[Interface dataset entries]
★ ★ ★ ★ ★ ★ ★

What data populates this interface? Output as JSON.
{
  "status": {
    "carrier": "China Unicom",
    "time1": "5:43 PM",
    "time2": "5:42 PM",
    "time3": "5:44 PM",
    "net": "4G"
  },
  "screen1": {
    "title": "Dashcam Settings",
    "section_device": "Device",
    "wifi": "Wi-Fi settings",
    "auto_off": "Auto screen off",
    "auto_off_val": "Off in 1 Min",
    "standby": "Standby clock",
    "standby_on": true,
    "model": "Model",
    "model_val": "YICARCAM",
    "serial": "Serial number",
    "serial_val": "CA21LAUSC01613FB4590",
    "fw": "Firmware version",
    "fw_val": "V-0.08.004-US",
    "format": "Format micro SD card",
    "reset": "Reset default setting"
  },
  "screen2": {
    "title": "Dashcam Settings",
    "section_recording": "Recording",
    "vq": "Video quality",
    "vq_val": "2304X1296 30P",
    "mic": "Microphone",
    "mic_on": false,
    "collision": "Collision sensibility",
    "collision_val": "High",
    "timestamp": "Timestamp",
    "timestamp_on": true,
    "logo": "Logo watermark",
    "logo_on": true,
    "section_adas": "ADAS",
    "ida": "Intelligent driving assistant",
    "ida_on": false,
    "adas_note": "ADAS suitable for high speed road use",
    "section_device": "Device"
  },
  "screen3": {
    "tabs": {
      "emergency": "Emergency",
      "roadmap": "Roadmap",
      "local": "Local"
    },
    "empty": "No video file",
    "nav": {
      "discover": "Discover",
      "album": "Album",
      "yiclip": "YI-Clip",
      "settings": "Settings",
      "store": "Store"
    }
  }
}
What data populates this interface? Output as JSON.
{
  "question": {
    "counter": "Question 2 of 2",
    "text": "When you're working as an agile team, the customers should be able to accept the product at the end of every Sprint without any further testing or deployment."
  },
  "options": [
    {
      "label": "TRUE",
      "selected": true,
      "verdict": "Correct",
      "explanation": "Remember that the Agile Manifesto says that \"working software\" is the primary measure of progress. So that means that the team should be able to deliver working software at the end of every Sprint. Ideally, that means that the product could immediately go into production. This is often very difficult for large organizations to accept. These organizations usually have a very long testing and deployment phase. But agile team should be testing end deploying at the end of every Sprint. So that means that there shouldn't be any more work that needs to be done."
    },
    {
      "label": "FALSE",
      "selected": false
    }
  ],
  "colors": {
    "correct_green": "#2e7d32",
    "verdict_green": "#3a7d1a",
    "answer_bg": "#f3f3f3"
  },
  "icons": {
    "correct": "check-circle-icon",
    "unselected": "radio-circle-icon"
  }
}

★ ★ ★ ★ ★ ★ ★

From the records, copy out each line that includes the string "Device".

    "section_device": "Device",
    "section_device": "Device"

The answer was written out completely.